by Maxwin Paul Rayen, Spring 2023
I am writing to share the recent publication of my LLM dissertation, which delves into the subject of “Collective Genocidal Violence in Sri Lanka.” My work critically examines the challenges associated with establishing genocidal intent and the subsequent lack of evidence within the context of the Tamil genocide. This deficiency has been exploited to dismiss claims of genocide in international crimes. In my thesis, I address this issue from a jurisprudential standpoint and apply legal analysis to factual circumstances. The abstract provided below encapsulates the core arguments I present:

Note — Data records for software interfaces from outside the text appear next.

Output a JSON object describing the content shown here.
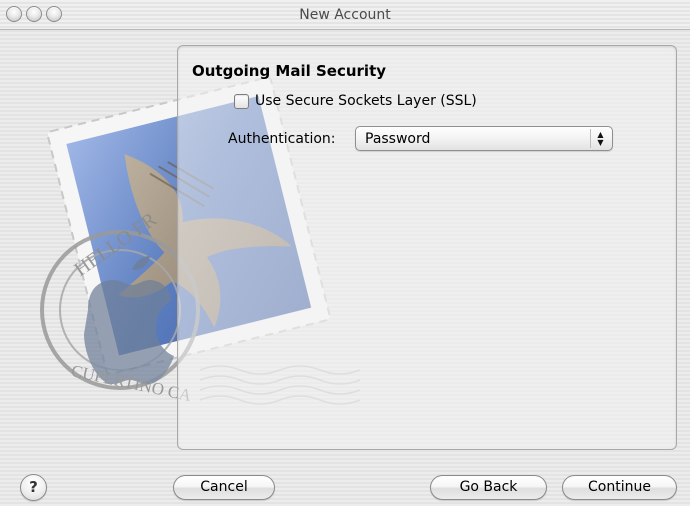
{
  "window": {
    "title": "New Account",
    "controls": [
      "close",
      "minimize",
      "zoom"
    ]
  },
  "artwork": {
    "name": "mail-stamp-artwork",
    "postmark_top_text": "HELLO FR",
    "postmark_bottom_text": "CUPERTINO CA"
  },
  "panel": {
    "section_title": "Outgoing Mail Security",
    "ssl": {
      "label": "Use Secure Sockets Layer (SSL)",
      "checked": false
    },
    "authentication": {
      "label": "Authentication:",
      "selected": "Password"
    }
  },
  "buttons": {
    "help": "?",
    "cancel": "Cancel",
    "go_back": "Go Back",
    "continue": "Continue"
  },
  "colors": {
    "stamp_blue": "#5d7fc0",
    "panel_border": "#a9a9a9",
    "window_bg": "#e8e8e8"
  }
}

The culmination of the Sri Lankan war brought about a catastrophic loss of life, impacting hundreds of thousands of individuals. Amidst this tragic scenario, victims have come forward asserting that the atrocities perpetrated against them amount to genocide, specifically directed towards the Eelam Tamils based solely on their ethnic identity. Opponents of this claim contend that the available evidence falls short in establishing genocidal intent or the existence of coordinated plans and policies indicative of such intent. These arguments are rooted in a conventional interpretation of genocidal intent, necessitating direct proof of specific intent within the perpetrators’ mental state.
Contrastingly, Sangkul Kim’s theory of collective genocidal intent introduces an alternative perspective. According to Kim, genocidal intent encompasses two layers: collective and individual genocidal intent. The collective aspect involves an objective legal criterion that can be deduced from a “manifest pattern of conduct” and the “rationale behind targeting a group.” Both of these aspects constitute objective components of genocidal intent.
This thesis contends that both components of collective genocidal intent can be substantiated in the case of the Eelam Tamils in Sri Lanka. The presence of a manifest pattern of conduct, characterized by deliberate, recurrent, and systematic assaults on the Eelam Tamil community, bolsters the inference of collective genocidal intent. Moreover, the singling out of the Eelam Tamils solely due to their group identity serves as additional evidence of genocidal intent. This evidence is rooted in the historical and political backdrop surrounding the treatment of Eelam Tamils in Sri Lanka.
By adopting Kim’s theory and applying it to the Sri Lankan context, this thesis challenges the established comprehension of genocidal intent and furnishes a compelling legal rationale for inferring genocidal intent in relation to the Eelam Tamils. The fulfilment of both objective facets of genocidal intent lends support to the claims made by the victims and contributes to a broader comprehension of addressing and acknowledging genocide in Sri Lanka.